160Want local news?Sign up for the Localist and stay informed Something went wrong. Please try again.subscribeCongratulations! You’re all set! Elizabeth Edwards was diagnosed with breast cancer in the final days of the 2004 campaign, when her husband was the Democratic vice presidential nominee. He announced the diagnosis the day after he and presidential nominee John Kerry lost the election. Democratic presidential candidate John Edwards on Wednesday visited the doctor with his wife, Elizabeth, who is recovering from breast cancer. He said they would hold a news conference in their hometown today to discuss her health. Campaign officials refused to answer any questions about what the Edwardses learned at the doctor’s appointment or how it might affect his candidacy.

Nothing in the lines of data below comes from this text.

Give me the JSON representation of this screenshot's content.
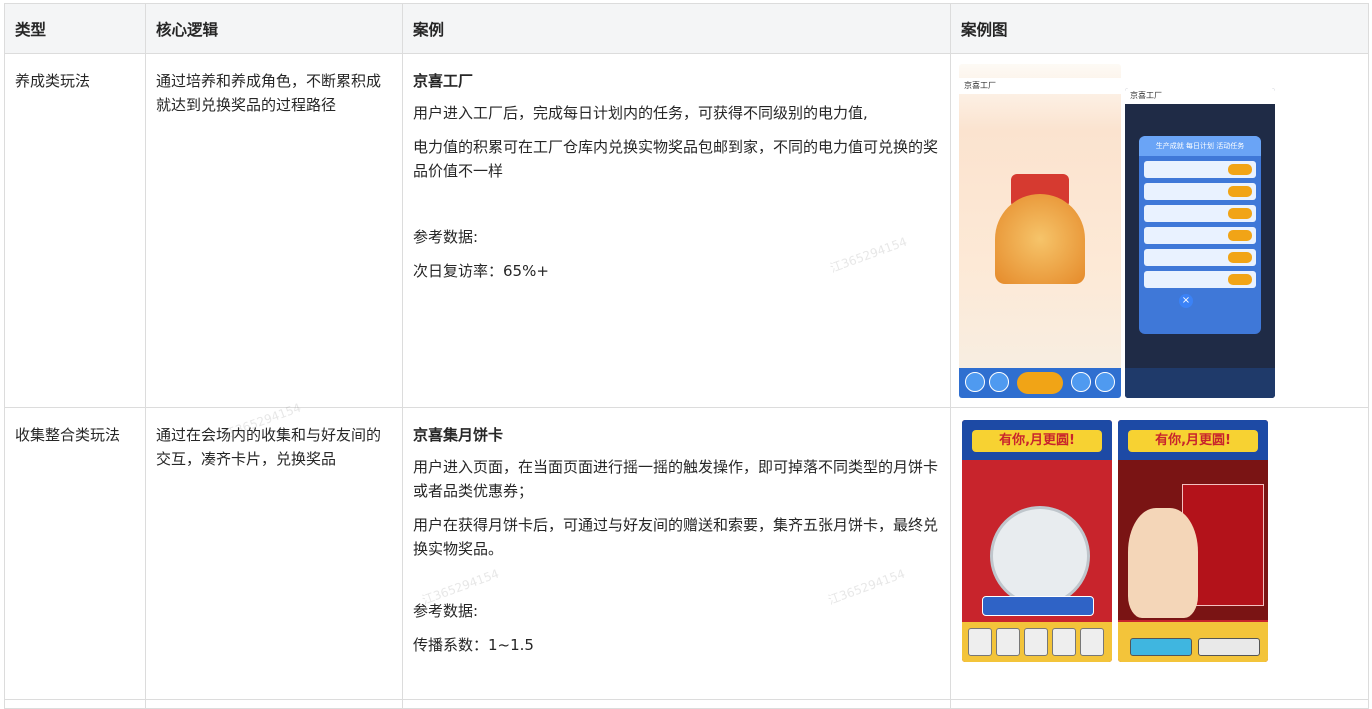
{
  "headers": {
    "type": "类型",
    "logic": "核心逻辑",
    "case": "案例",
    "image": "案例图"
  },
  "rows": [
    {
      "type": "养成类玩法",
      "logic": "通过培养和养成角色，不断累积成就达到兑换奖品的过程路径",
      "case_title": "京喜工厂",
      "paragraphs": [
        "用户进入工厂后，完成每日计划内的任务，可获得不同级别的电力值,",
        "电力值的积累可在工厂仓库内兑换实物奖品包邮到家，不同的电力值可兑换的奖品价值不一样"
      ],
      "ref_label": "参考数据:",
      "ref_value": "次日复访率：65%+",
      "phone_a_title": "京喜工厂",
      "phone_b_title": "京喜工厂",
      "dialog_tabs": "生产成就 每日计划 活动任务",
      "close_glyph": "×"
    },
    {
      "type": "收集整合类玩法",
      "logic": "通过在会场内的收集和与好友间的交互，凑齐卡片，兑换奖品",
      "case_title": "京喜集月饼卡",
      "paragraphs": [
        "用户进入页面，在当面页面进行摇一摇的触发操作，即可掉落不同类型的月饼卡或者品类优惠券；",
        "用户在获得月饼卡后，可通过与好友间的赠送和索要，集齐五张月饼卡，最终兑换实物奖品。"
      ],
      "ref_label": "参考数据:",
      "ref_value": "传播系数：1~1.5",
      "banner_a": "有你,月更圆!",
      "banner_b": "有你,月更圆!"
    }
  ],
  "watermark": "江365294154"
}
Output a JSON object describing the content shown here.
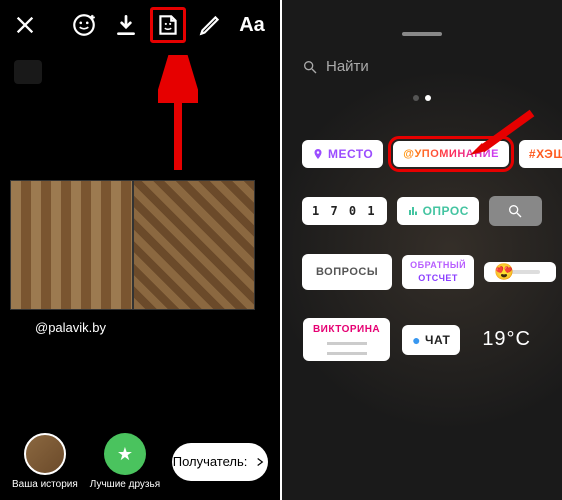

Edwards had cut short a trip to Iowa Tuesday night to be with his wife Wednesday but still attended a barbecue fundraiser later in the evening in their hometown of Chapel Hill, N.C. Campaign officials had said Elizabeth Edwards had a follow-up appointment to a routine test she had Monday. Campaign officials said she had similar follow-ups in the past but they always resulted in a clean bill of health. Campaign officials refused to elaborate Wednesday.